Unabashedly slight, it becomes increasingly difficult in the film to discern fact from fiction in these characters’ lives. Zaida, Lara, Rocío, and the others bear resemblance beyond their namesakes to the faces behind them. Zaida, for instance, is an aspiring filmmaker, not quite artistically ready and in the purgatorial state of reentering the dating world. Indeed, the thinning line between acting and life itself is often found within the territory of low-budget filmmaking. Some flat or odd-sounding sections do significantly decrease the technical competence of the finished product, but the use of the cast members’ own music does polish this up quite a bit: French New Wave-inspired tracks by indie musicians Julie Et Joe and Band À Part are among the highlights of a bright (and fittingly twee) soundtrack.
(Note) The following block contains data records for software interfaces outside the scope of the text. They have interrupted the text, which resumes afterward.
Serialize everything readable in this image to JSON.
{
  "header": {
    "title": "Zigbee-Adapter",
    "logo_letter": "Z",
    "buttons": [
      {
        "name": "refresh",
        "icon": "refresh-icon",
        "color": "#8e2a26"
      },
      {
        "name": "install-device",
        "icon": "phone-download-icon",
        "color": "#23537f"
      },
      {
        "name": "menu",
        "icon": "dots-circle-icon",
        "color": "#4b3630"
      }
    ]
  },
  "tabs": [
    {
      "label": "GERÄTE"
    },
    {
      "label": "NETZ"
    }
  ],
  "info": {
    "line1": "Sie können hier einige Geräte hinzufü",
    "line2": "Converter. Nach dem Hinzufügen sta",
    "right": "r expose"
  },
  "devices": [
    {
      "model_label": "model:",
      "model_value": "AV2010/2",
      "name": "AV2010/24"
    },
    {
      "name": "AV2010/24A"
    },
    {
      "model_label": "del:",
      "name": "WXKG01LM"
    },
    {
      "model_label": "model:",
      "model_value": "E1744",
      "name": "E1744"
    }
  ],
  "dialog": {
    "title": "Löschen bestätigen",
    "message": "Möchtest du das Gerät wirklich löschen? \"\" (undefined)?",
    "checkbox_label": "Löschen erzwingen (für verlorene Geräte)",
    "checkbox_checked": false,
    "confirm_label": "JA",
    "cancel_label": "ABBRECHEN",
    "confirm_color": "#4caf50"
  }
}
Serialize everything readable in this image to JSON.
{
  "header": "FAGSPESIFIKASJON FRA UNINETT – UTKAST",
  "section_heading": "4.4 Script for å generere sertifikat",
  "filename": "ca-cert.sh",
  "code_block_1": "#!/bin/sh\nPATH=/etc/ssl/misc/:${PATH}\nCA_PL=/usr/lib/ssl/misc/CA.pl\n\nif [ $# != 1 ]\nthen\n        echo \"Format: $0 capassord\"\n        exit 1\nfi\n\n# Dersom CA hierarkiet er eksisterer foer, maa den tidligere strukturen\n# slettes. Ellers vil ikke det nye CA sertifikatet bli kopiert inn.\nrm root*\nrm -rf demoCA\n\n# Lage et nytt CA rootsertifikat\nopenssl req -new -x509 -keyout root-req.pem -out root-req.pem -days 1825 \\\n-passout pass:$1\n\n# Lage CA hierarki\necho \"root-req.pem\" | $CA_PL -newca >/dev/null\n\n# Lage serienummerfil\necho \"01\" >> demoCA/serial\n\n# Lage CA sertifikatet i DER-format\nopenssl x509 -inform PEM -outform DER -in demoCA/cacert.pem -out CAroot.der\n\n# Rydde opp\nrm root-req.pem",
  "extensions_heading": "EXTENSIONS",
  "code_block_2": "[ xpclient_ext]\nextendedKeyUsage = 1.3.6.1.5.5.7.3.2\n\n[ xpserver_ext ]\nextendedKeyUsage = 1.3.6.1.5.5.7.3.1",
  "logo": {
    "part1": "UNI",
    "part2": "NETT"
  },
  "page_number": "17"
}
Girlfriends and Girlfriends doesn’t exactly invent anything new by fictionalizing the actors’ queer day-to-day lives and interactions to portray a section of young society. It’s not even the only Spanish-language indie to do so this year (Ruth Caudeli’s Petit Mal went for more artistic experimentation than it could handle, and ultimately felt lost in it). Where it does succeed in Rohmerian pastiche is where the reality behind the characters pays tribute to the friends who made it. Film is a collective act; an art that finds us reinventing experiences before we become conscious of the process, and nothing is more collective than the joy of reinventing your own lives into ones you want to see projected on a screen.

Published as part of InRO Weekly — Volume 1, Issue 28.